Despite this, the past 24 hours saw the emergence of a new malicious campaign targeting organizations across the world. Dubbed as MasterMana Botnet, the campaign leverages a combination of pages hosted on Bit.ly, BlogSpot, and Pastebin to deliver Azorult and RevengeRAT malware. It is believed that a new Gorgon threat actor group is behind the campaign.
The past 24 hours also witnessed a major security update related to the infamous speculative execution-based side-channel attacks. Intel has published details about a new type of computer memory architecture dubbed Speculative-Access Protected Memory (SAPM) that can be used to protect against Meltdown, Spectre, L1TF, SGXSpectre, SWAPGSAttack, Zombieload, and MDS attacks.
Top Breaches Reported in the Last 24 Hours
Zendesk updates on data breach
Zendesk has disclosed a data breach that took place in 2016. The incident may have affected 10,000 users that had registered Zendesk Support and Chat accounts. The company has revealed that hackers may have accessed information from all categories of Zendesk users including customer agents, and end-users. The compromised information includes email addresses, names, hashed passwords, and phone numbers. Starting October 3, 2019, Zendesk plans to reset passwords for all users that registered before November 1, 2016.
Top Malware Reported in the Last 24 Hours
MasterMana Botnet campaign
An ongoing cybercrime campaign called ‘MasterMana Botnet’ is targeting organizations across the world. The operation had begun in December 2018 and appears financially motivated. Going by the tactics, techniques, and procedures, experts believe it to be the work of the Gorgon threat actor group. The campaign is used to deliver Azorult and RevengeRAT malware.
Cracking Geost botnet
In a major crackdown, security experts have managed to pull the plug on the operations of Geost botnet which used 13 C2 servers to run hundreds of malicious domains. The botnet was used by attackers to conduct a campaign that impacted nearly 800,000 Android users. It was used to steal banking details of customers of five banks located in Eastern Europe and Russia.
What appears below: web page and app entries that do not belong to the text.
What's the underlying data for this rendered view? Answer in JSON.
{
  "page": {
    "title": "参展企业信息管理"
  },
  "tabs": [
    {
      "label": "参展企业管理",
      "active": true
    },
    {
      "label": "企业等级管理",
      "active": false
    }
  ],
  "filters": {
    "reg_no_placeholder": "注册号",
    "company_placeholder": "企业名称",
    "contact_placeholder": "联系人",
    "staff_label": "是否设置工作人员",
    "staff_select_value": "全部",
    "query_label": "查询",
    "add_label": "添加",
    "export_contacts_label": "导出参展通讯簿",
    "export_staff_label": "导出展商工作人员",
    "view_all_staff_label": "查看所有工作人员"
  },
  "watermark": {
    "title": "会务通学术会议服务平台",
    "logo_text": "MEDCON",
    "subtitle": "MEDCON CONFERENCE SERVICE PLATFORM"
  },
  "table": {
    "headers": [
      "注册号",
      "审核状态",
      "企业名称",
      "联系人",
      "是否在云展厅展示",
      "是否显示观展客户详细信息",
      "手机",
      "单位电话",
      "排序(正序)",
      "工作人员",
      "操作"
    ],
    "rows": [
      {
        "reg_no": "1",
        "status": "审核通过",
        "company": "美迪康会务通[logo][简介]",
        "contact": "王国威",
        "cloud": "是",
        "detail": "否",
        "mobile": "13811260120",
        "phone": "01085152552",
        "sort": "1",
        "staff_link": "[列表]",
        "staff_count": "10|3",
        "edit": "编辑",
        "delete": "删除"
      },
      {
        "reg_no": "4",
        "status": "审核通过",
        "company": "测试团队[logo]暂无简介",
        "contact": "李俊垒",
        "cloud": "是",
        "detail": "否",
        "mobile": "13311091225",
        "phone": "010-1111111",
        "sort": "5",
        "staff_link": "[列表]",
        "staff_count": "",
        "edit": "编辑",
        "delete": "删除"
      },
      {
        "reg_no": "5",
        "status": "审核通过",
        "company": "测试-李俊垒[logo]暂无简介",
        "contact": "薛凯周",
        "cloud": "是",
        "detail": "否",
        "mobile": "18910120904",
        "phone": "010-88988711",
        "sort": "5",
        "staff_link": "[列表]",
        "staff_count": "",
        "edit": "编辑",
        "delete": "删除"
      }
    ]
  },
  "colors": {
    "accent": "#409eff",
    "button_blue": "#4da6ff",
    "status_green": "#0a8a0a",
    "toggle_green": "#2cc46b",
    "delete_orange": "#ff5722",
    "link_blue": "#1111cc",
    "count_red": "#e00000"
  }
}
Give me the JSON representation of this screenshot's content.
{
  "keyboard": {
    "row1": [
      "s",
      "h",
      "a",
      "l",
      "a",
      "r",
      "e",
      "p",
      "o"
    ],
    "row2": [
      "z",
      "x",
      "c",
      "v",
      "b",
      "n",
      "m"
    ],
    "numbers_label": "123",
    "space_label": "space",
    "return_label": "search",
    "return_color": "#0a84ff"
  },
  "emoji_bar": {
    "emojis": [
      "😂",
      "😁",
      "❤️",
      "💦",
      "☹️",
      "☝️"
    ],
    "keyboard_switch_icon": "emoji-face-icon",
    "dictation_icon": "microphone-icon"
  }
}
Sodinokibi backed by GandCrab affiliates
A new report reveals that some high-profile affiliates associated with GandCrab v5.2 are behind Sodinokibi ransomware. The REvil uses affiliates IDs and SubIDs in the same way as GandCrab. Earlier, it was found that the ransomware shared some code with GandCrab ransomware.
An old PowerShell ransomware has resurfaced in a new spam distribution campaign aimed at Italian users. The ransomware is distributed through spam emails containing malicious Word docs. These spam emails pretend to be invoices, document scans and resumes.
Casbaneiro is a banking trojan that has been designed to target Brazil users. The malware includes backdoor functionality and it abuses the vulnerabilities in legitimate tools and software for propagation. The capabilities of the malware include taking screenshots, capturing keystrokes, and restricting access to various websites.
Top Vulnerabilities Reported in the Last 24 Hours
WhatsApp for Android has been found to be vulnerable to a double-free vulnerability. The flaw could be exploited to remotely execute arbitrary code on the targeted device. The flaw affects WhatsApp versions prior to 2.19.230. The flaw has been addressed in the version 2.19.244.
Researchers from Intel have proposed a new type of computer memory that can be used to protect against speculative side-channel attacks. Dubbed as Speculative-Access Protected Memory (SAPM), it can mitigate Meltdown, Spectre, L1TF, SGXSpectre, SWAPGSAttack, Zombieload, MDS, and other similar attacks.
JamfPro flaw fixed
A flaw has been discovered in Jamf Pro management software. The Jamf Pro 10.15.1 update fixes a flaw that, depending upon the version being used, allows for file deletions or RCE. The flaw only impacts the Jamf Pro server prior to version 10.14.0. Companies running versions 9.4 through 10.13 are vulnerable to RCE. On version 10.14 through 10.15, attackers could delete files on the server, but not install or execute code.